As you may well imagine, New York wasn’t all pork pies and wine gums. A surprising number of duck hearts were involved too. I ate them first at Momofuku Ssäm Bar (207 Second Avenue @ 13th) where they came with fava beans and chili oil. And then I had ‘em again at Craftbar (900 Broadway @ 20th) where they came with smoked bacon, black garlic, a dumpling and a Fried Egg. Personally I could have done without the egg, but otherwise they were great, and much richer and more complex tasting than the ones at Momofuku Ssäm, and I enjoyed them much more: I think it may have had a lot to do with the bacon and black garlic.
But the duck hearts weren’t the best thing I ate in either place. People apparently go crazy for the pork buns at Momofuku – and I had one of those, and it was pretty good, but I can’t say I loved it quite as much as I felt I was supposed to. But I also had a plate of Edwards Wigwam Ham, from Surry, Virginia, which was just devastatingly wonderful. I’m quite a newbie to the world of the southern ham (the Loved One swears by them), and this wasn’t quite what I expected – it was more like prosciutto, but none the worse for that. Whether duck hearts, a pork bun and a plate of ham really constitutes a balanced meal, I’m not sure, but I had no complaints.
Smoke also figured in the best thing I had at Craftbar: a brined, smoked pig’s head terrine. The words sum it pretty thoroughly. It was salty, smoky, fleshy, chunky, quite loosely packed, and right now I find myself drifting off into a fugue state just thinking about it.
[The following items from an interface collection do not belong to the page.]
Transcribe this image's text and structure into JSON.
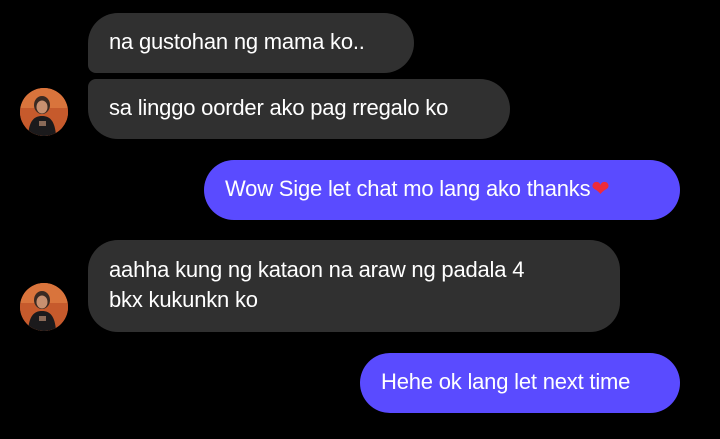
{
  "conversation": {
    "messages": [
      {
        "sender": "contact",
        "text": "na gustohan ng mama ko.."
      },
      {
        "sender": "contact",
        "text": "sa linggo oorder  ako pag rregalo ko"
      },
      {
        "sender": "me",
        "text": "Wow Sige let chat mo lang ako thanks",
        "emoji": "❤️"
      },
      {
        "sender": "contact",
        "line1": "aahha kung ng kataon  na araw ng padala 4",
        "line2": "bkx kukunkn ko"
      },
      {
        "sender": "me",
        "text": "Hehe ok lang let next time"
      }
    ]
  },
  "colors": {
    "background": "#000000",
    "incoming_bubble": "#303030",
    "outgoing_bubble": "#5a4bff",
    "heart": "#ef2b3a"
  },
  "icons": {
    "avatar": "contact-avatar-photo"
  }
}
There’s not much succor for vegetarians at Craftbar, and none at all at Momofuku Ssäm where the broccoli salad comes with crispy duck skin, and even the “bread and butter” has a side of whipped lardo. I can live with that. But to my amazement, two of the things I most enjoyed eating in New York were vegetable dishes. The first at an Indian restaurant called Devi (8 East 18th Street); was dal makhani (creamy black lentils with tomatoes, it said on the menu, though I gather kidney beans are usually involved as well). It’s pretty hard to make dhal exciting, and very easy to make it bland, but this was just great.
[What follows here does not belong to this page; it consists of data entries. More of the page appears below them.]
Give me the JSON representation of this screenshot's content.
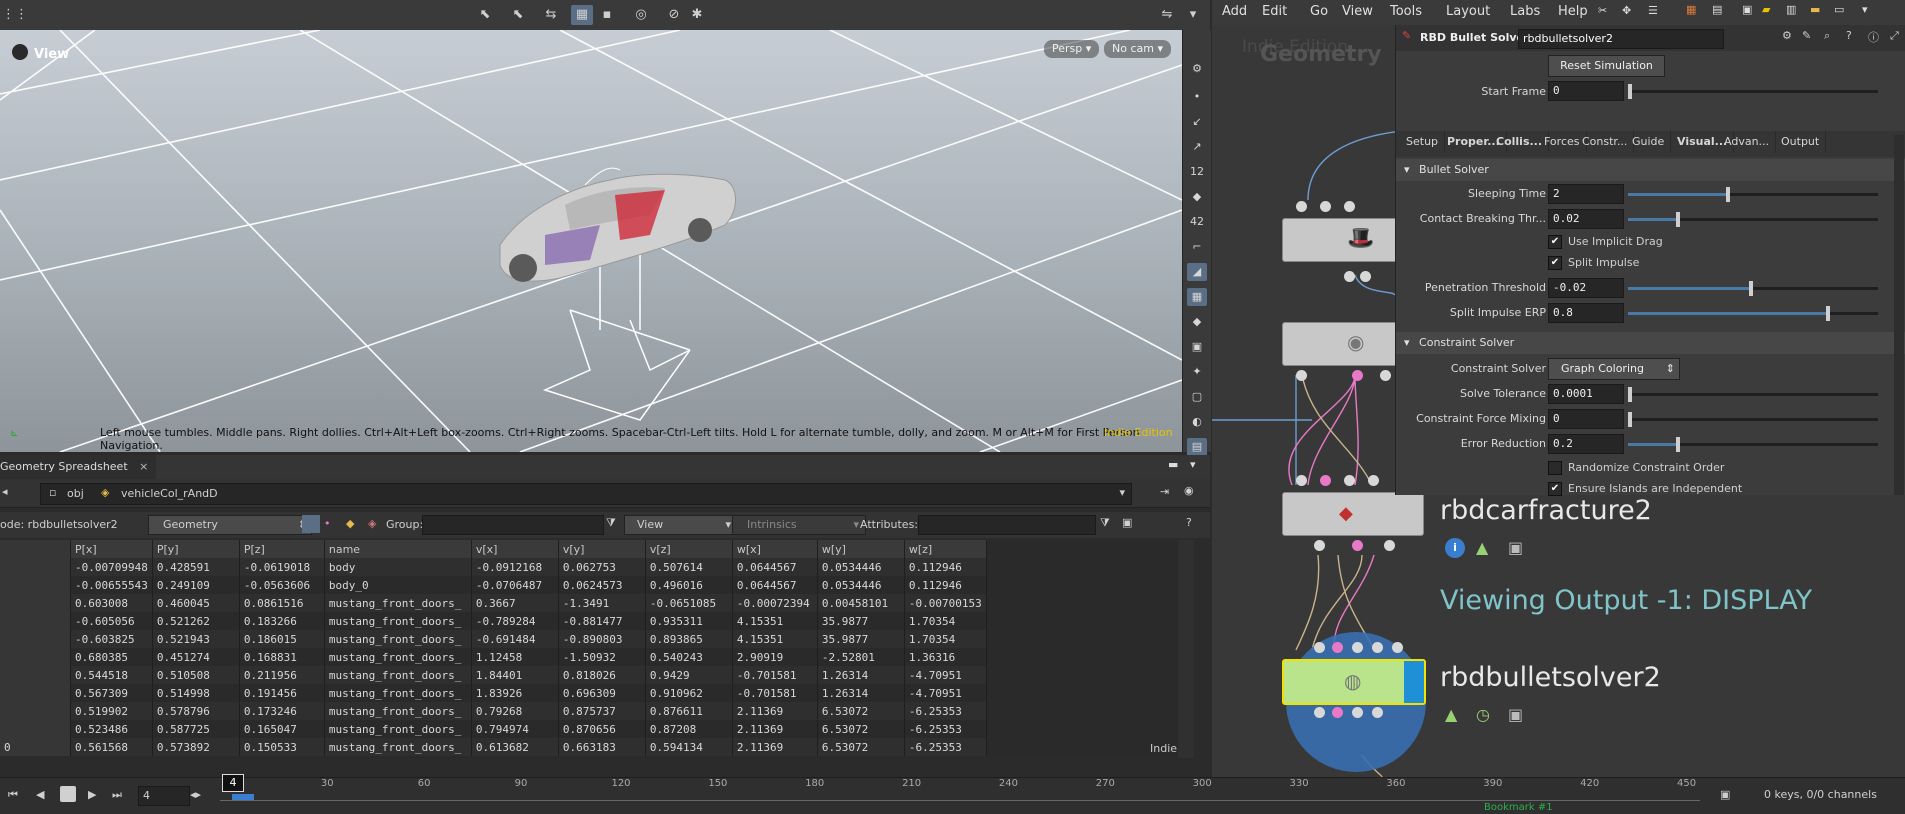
{
  "viewport": {
    "title": "View",
    "persp_label": "Persp",
    "cam_label": "No cam",
    "hint": "Left mouse tumbles. Middle pans. Right dollies. Ctrl+Alt+Left box-zooms. Ctrl+Right zooms. Spacebar-Ctrl-Left tilts. Hold L for alternate tumble, dolly, and zoom. M or Alt+M for First Person Navigation.",
    "watermark": "Indie Edition"
  },
  "spreadsheet": {
    "tab_label": "Geometry Spreadsheet",
    "path_obj": "obj",
    "path_node": "vehicleCol_rAndD",
    "node_label": "ode: rbdbulletsolver2",
    "context": "Geometry",
    "group_label": "Group:",
    "view_label": "View",
    "intrinsics_label": "Intrinsics",
    "attributes_label": "Attributes:",
    "columns": [
      "P[x]",
      "P[y]",
      "P[z]",
      "name",
      "v[x]",
      "v[y]",
      "v[z]",
      "w[x]",
      "w[y]",
      "w[z]"
    ],
    "rows": [
      [
        "-0.00709948",
        "0.428591",
        "-0.0619018",
        "body",
        "-0.0912168",
        "0.062753",
        "0.507614",
        "0.0644567",
        "0.0534446",
        "0.112946"
      ],
      [
        "-0.00655543",
        "0.249109",
        "-0.0563606",
        "body_0",
        "-0.0706487",
        "0.0624573",
        "0.496016",
        "0.0644567",
        "0.0534446",
        "0.112946"
      ],
      [
        "0.603008",
        "0.460045",
        "0.0861516",
        "mustang_front_doors_",
        "0.3667",
        "-1.3491",
        "-0.0651085",
        "-0.00072394",
        "0.00458101",
        "-0.00700153"
      ],
      [
        "-0.605056",
        "0.521262",
        "0.183266",
        "mustang_front_doors_",
        "-0.789284",
        "-0.881477",
        "0.935311",
        "4.15351",
        "35.9877",
        "1.70354"
      ],
      [
        "-0.603825",
        "0.521943",
        "0.186015",
        "mustang_front_doors_",
        "-0.691484",
        "-0.890803",
        "0.893865",
        "4.15351",
        "35.9877",
        "1.70354"
      ],
      [
        "0.680385",
        "0.451274",
        "0.168831",
        "mustang_front_doors_",
        "1.12458",
        "-1.50932",
        "0.540243",
        "2.90919",
        "-2.52801",
        "1.36316"
      ],
      [
        "0.544518",
        "0.510508",
        "0.211956",
        "mustang_front_doors_",
        "1.84401",
        "0.818026",
        "0.9429",
        "-0.701581",
        "1.26314",
        "-4.70951"
      ],
      [
        "0.567309",
        "0.514998",
        "0.191456",
        "mustang_front_doors_",
        "1.83926",
        "0.696309",
        "0.910962",
        "-0.701581",
        "1.26314",
        "-4.70951"
      ],
      [
        "0.519902",
        "0.578796",
        "0.173246",
        "mustang_front_doors_",
        "0.79268",
        "0.875737",
        "0.876611",
        "2.11369",
        "6.53072",
        "-6.25353"
      ],
      [
        "0.523486",
        "0.587725",
        "0.165047",
        "mustang_front_doors_",
        "0.794974",
        "0.870656",
        "0.87208",
        "2.11369",
        "6.53072",
        "-6.25353"
      ],
      [
        "0.561568",
        "0.573892",
        "0.150533",
        "mustang_front_doors_",
        "0.613682",
        "0.663183",
        "0.594134",
        "2.11369",
        "6.53072",
        "-6.25353"
      ]
    ],
    "last_row_index": "0",
    "footer": "Indie"
  },
  "timeline": {
    "frame": "4",
    "current": "4",
    "ticks": [
      "30",
      "60",
      "90",
      "120",
      "150",
      "180",
      "210",
      "240",
      "270",
      "300",
      "330",
      "360",
      "390",
      "420",
      "450"
    ],
    "bookmark": "Bookmark #1",
    "keys": "0 keys, 0/0 channels"
  },
  "menubar": [
    "Add",
    "Edit",
    "Go",
    "View",
    "Tools",
    "Layout",
    "Labs",
    "Help"
  ],
  "network": {
    "bg_text_1": "Indie Edition",
    "bg_text_2": "Geometry",
    "node_fracture": "rbdcarfracture2",
    "viewing": "Viewing Output -1: DISPLAY",
    "node_solver": "rbdbulletsolver2"
  },
  "params": {
    "node_type": "RBD Bullet Solver",
    "node_name": "rbdbulletsolver2",
    "reset_button": "Reset Simulation",
    "start_frame_label": "Start Frame",
    "start_frame": "0",
    "tabs": [
      "Setup",
      "Proper...",
      "Collis...",
      "Forces",
      "Constr...",
      "Guide",
      "Visual...",
      "Advan...",
      "Output"
    ],
    "bullet_section": "Bullet Solver",
    "sleeping_time_label": "Sleeping Time",
    "sleeping_time": "2",
    "sleeping_time_level": 0.4,
    "contact_label": "Contact Breaking Thr...",
    "contact": "0.02",
    "contact_level": 0.2,
    "implicit_drag": "Use Implicit Drag",
    "split_impulse": "Split Impulse",
    "penetration_label": "Penetration Threshold",
    "penetration": "-0.02",
    "penetration_level": 0.49,
    "erp_label": "Split Impulse ERP",
    "erp": "0.8",
    "erp_level": 0.8,
    "constraint_section": "Constraint Solver",
    "cs_label": "Constraint Solver",
    "cs_value": "Graph Coloring",
    "tolerance_label": "Solve Tolerance",
    "tolerance": "0.0001",
    "cfm_label": "Constraint Force Mixing",
    "cfm": "0",
    "error_label": "Error Reduction",
    "error": "0.2",
    "error_level": 0.2,
    "randomize": "Randomize Constraint Order",
    "islands": "Ensure Islands are Independent"
  },
  "colors": {
    "accent": "#4b79a5",
    "pink_wire": "#e879c6",
    "selected_node": "#b9e48b",
    "viewing_text": "#7fc4c8"
  }
}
And then, perhaps more surprising still, at a restaurant place called Co. as in Company (230 Ninth Ave. @ 24th Street) - essentially an up-market pizza joint, though but it doesn’t look that way when you first go in – I had shaved asparagus salad.
It was just wonderful, very thin, long shavings of raw asparagus in a very light citrus dressing. I kept thinking it must have been marinated or blanched or hit with gamma rays or something, but the waiter assured me it was simply raw. Who’d think that raw asparagus could be such a winner? (Co. also offers it as a pizza topping, in which case it becomes baked and charred which seems a whole different ballgame.) And since I got home I’ve been shaving my own raw asparagus and it works. It really works.
Travel: it broadens stuff.
Momofuku Ssäm bar: http://momofuku.com/new-york/ssam-bar/